> [AIM OF THE TASK]: Each of the records must appear again, exactly as it was written.

[Data about app and page elements]

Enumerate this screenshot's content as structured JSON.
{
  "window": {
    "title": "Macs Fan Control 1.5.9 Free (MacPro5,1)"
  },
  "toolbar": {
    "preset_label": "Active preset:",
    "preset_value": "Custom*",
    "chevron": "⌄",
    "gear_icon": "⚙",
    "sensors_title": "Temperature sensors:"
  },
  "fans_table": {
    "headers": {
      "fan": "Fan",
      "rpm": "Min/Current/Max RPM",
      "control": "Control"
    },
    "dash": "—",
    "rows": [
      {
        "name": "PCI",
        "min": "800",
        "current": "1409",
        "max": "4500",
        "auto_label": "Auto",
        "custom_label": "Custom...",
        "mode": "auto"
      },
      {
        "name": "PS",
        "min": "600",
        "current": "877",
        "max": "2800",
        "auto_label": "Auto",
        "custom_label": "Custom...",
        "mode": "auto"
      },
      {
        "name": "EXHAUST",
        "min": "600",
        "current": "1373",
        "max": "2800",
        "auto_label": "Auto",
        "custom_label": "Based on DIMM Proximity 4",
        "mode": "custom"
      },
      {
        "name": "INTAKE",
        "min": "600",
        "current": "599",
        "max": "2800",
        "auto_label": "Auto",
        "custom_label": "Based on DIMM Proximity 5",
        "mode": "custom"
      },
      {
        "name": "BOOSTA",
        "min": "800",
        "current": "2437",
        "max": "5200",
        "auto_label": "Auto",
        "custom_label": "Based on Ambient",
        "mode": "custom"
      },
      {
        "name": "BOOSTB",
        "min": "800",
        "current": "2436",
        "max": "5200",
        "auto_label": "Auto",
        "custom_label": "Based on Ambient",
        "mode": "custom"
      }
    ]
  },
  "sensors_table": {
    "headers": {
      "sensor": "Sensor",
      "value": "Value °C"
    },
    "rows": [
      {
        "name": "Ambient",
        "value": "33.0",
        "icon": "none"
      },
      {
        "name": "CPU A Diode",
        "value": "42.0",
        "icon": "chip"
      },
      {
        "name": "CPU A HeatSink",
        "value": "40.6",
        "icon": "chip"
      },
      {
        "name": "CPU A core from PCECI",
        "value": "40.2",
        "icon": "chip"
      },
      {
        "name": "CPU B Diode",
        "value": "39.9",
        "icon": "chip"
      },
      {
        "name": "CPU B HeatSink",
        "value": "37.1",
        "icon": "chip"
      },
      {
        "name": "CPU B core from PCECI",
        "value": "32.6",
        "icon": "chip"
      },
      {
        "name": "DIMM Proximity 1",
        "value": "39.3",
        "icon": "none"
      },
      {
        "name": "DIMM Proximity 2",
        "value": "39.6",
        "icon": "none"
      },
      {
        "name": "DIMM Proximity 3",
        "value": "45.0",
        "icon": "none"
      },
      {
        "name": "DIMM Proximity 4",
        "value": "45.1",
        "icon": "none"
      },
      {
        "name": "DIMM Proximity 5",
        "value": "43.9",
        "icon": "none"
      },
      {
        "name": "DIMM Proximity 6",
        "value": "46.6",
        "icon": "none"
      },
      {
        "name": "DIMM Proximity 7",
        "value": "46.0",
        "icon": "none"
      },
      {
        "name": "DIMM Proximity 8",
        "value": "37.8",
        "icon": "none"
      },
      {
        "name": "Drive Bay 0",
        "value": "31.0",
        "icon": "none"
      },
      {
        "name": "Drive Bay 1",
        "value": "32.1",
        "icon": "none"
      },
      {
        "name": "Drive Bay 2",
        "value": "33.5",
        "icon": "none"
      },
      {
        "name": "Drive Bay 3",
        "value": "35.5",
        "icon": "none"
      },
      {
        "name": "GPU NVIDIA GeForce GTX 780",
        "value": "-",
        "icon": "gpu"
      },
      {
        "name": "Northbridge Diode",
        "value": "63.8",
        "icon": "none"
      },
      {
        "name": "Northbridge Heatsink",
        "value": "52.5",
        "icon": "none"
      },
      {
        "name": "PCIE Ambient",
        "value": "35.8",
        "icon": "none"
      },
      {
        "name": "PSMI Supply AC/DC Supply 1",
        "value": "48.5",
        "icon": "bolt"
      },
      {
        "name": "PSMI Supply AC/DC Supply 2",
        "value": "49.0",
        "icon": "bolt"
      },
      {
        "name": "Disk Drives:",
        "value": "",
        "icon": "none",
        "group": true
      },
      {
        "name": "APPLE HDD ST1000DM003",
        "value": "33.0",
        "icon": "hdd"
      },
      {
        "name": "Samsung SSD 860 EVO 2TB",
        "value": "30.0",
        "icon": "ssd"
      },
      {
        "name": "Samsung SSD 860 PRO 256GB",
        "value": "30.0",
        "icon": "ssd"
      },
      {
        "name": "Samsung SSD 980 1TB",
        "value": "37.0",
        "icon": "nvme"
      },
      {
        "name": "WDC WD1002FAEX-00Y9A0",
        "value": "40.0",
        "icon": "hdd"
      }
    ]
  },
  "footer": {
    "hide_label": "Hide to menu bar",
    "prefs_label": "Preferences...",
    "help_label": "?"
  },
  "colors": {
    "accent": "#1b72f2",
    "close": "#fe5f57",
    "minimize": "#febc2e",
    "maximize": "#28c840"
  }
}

> [YOUR SOLUTION]:
Enumerate this screenshot's content as structured JSON.
{
  "window": {
    "title": "Macs Fan Control 1.5.9 Free (MacPro5,1)"
  },
  "toolbar": {
    "preset_label": "Active preset:",
    "preset_value": "Custom*",
    "chevron": "⌄",
    "gear_icon": "⚙",
    "sensors_title": "Temperature sensors:"
  },
  "fans_table": {
    "headers": {
      "fan": "Fan",
      "rpm": "Min/Current/Max RPM",
      "control": "Control"
    },
    "dash": "—",
    "rows": [
      {
        "name": "PCI",
        "min": "800",
        "current": "1409",
        "max": "4500",
        "auto_label": "Auto",
        "custom_label": "Custom...",
        "mode": "auto"
      },
      {
        "name": "PS",
        "min": "600",
        "current": "877",
        "max": "2800",
        "auto_label": "Auto",
        "custom_label": "Custom...",
        "mode": "auto"
      },
      {
        "name": "EXHAUST",
        "min": "600",
        "current": "1373",
        "max": "2800",
        "auto_label": "Auto",
        "custom_label": "Based on DIMM Proximity 4",
        "mode": "custom"
      },
      {
        "name": "INTAKE",
        "min": "600",
        "current": "599",
        "max": "2800",
        "auto_label": "Auto",
        "custom_label": "Based on DIMM Proximity 5",
        "mode": "custom"
      },
      {
        "name": "BOOSTA",
        "min": "800",
        "current": "2437",
        "max": "5200",
        "auto_label": "Auto",
        "custom_label": "Based on Ambient",
        "mode": "custom"
      },
      {
        "name": "BOOSTB",
        "min": "800",
        "current": "2436",
        "max": "5200",
        "auto_label": "Auto",
        "custom_label": "Based on Ambient",
        "mode": "custom"
      }
    ]
  },
  "sensors_table": {
    "headers": {
      "sensor": "Sensor",
      "value": "Value °C"
    },
    "rows": [
      {
        "name": "Ambient",
        "value": "33.0",
        "icon": "none"
      },
      {
        "name": "CPU A Diode",
        "value": "42.0",
        "icon": "chip"
      },
      {
        "name": "CPU A HeatSink",
        "value": "40.6",
        "icon": "chip"
      },
      {
        "name": "CPU A core from PCECI",
        "value": "40.2",
        "icon": "chip"
      },
      {
        "name": "CPU B Diode",
        "value": "39.9",
        "icon": "chip"
      },
      {
        "name": "CPU B HeatSink",
        "value": "37.1",
        "icon": "chip"
      },
      {
        "name": "CPU B core from PCECI",
        "value": "32.6",
        "icon": "chip"
      },
      {
        "name": "DIMM Proximity 1",
        "value": "39.3",
        "icon": "none"
      },
      {
        "name": "DIMM Proximity 2",
        "value": "39.6",
        "icon": "none"
      },
      {
        "name": "DIMM Proximity 3",
        "value": "45.0",
        "icon": "none"
      },
      {
        "name": "DIMM Proximity 4",
        "value": "45.1",
        "icon": "none"
      },
      {
        "name": "DIMM Proximity 5",
        "value": "43.9",
        "icon": "none"
      },
      {
        "name": "DIMM Proximity 6",
        "value": "46.6",
        "icon": "none"
      },
      {
        "name": "DIMM Proximity 7",
        "value": "46.0",
        "icon": "none"
      },
      {
        "name": "DIMM Proximity 8",
        "value": "37.8",
        "icon": "none"
      },
      {
        "name": "Drive Bay 0",
        "value": "31.0",
        "icon": "none"
      },
      {
        "name": "Drive Bay 1",
        "value": "32.1",
        "icon": "none"
      },
      {
        "name": "Drive Bay 2",
        "value": "33.5",
        "icon": "none"
      },
      {
        "name": "Drive Bay 3",
        "value": "35.5",
        "icon": "none"
      },
      {
        "name": "GPU NVIDIA GeForce GTX 780",
        "value": "-",
        "icon": "gpu"
      },
      {
        "name": "Northbridge Diode",
        "value": "63.8",
        "icon": "none"
      },
      {
        "name": "Northbridge Heatsink",
        "value": "52.5",
        "icon": "none"
      },
      {
        "name": "PCIE Ambient",
        "value": "35.8",
        "icon": "none"
      },
      {
        "name": "PSMI Supply AC/DC Supply 1",
        "value": "48.5",
        "icon": "bolt"
      },
      {
        "name": "PSMI Supply AC/DC Supply 2",
        "value": "49.0",
        "icon": "bolt"
      },
      {
        "name": "Disk Drives:",
        "value": "",
        "icon": "none",
        "group": true
      },
      {
        "name": "APPLE HDD ST1000DM003",
        "value": "33.0",
        "icon": "hdd"
      },
      {
        "name": "Samsung SSD 860 EVO 2TB",
        "value": "30.0",
        "icon": "ssd"
      },
      {
        "name": "Samsung SSD 860 PRO 256GB",
        "value": "30.0",
        "icon": "ssd"
      },
      {
        "name": "Samsung SSD 980 1TB",
        "value": "37.0",
        "icon": "nvme"
      },
      {
        "name": "WDC WD1002FAEX-00Y9A0",
        "value": "40.0",
        "icon": "hdd"
      }
    ]
  },
  "footer": {
    "hide_label": "Hide to menu bar",
    "prefs_label": "Preferences...",
    "help_label": "?"
  },
  "colors": {
    "accent": "#1b72f2",
    "close": "#fe5f57",
    "minimize": "#febc2e",
    "maximize": "#28c840"
  }
}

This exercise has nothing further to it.